> About this exercise
Gather, from the listing beneath this task, every line holding the string "structure".

> Extracted records
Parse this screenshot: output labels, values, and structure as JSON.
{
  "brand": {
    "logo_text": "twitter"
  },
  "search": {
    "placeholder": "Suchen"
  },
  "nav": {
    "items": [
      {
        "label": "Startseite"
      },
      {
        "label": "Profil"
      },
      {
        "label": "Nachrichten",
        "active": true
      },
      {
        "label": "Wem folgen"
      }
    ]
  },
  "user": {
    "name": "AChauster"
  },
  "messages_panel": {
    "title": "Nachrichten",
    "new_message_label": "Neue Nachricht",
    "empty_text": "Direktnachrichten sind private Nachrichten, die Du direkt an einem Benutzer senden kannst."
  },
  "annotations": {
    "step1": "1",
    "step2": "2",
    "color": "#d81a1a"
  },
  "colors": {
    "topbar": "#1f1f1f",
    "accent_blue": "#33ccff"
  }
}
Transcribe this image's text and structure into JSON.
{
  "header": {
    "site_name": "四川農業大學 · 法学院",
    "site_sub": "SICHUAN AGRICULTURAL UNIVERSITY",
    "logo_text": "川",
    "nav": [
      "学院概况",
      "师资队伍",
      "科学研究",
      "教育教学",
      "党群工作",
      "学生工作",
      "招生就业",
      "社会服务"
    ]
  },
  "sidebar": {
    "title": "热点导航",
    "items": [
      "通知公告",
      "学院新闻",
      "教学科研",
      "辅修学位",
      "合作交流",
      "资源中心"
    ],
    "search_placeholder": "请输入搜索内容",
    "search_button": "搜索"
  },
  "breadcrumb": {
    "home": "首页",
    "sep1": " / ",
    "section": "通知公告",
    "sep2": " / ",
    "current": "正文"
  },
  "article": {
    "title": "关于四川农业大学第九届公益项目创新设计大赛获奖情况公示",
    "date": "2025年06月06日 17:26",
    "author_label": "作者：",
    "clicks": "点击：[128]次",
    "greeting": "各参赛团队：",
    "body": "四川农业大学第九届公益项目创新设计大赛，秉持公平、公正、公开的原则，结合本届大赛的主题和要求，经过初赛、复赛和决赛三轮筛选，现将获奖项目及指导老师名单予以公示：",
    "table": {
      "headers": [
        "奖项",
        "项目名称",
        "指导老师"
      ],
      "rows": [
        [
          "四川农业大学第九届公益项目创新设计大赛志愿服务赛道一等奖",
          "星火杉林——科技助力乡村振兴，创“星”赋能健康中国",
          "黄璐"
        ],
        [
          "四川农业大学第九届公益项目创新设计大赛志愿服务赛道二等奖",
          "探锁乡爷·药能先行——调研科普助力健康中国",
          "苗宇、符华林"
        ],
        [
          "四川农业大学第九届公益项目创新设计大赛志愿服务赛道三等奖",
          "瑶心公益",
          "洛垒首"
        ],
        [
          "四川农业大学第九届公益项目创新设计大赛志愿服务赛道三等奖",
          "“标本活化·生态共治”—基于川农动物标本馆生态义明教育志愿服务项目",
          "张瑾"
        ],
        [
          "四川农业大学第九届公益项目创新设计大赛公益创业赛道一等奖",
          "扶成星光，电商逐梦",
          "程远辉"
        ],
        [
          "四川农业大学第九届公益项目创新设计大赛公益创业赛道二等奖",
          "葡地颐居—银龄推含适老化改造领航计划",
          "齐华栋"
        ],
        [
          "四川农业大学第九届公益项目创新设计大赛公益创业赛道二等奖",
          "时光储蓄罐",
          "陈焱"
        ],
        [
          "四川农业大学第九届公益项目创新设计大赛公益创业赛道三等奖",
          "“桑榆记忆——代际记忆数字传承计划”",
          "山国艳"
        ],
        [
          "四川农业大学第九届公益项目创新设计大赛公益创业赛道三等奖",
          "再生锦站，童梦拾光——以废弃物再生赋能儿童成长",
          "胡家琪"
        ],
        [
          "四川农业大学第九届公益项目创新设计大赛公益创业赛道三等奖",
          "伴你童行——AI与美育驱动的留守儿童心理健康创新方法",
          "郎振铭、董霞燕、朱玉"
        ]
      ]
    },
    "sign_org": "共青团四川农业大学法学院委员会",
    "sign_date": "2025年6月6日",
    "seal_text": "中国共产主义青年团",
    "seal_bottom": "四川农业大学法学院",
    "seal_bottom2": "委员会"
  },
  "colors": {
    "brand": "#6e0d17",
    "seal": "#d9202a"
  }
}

> Answer section
Parse this screenshot: output labels, values, and structure as JSON.
Transcribe this image's text and structure into JSON.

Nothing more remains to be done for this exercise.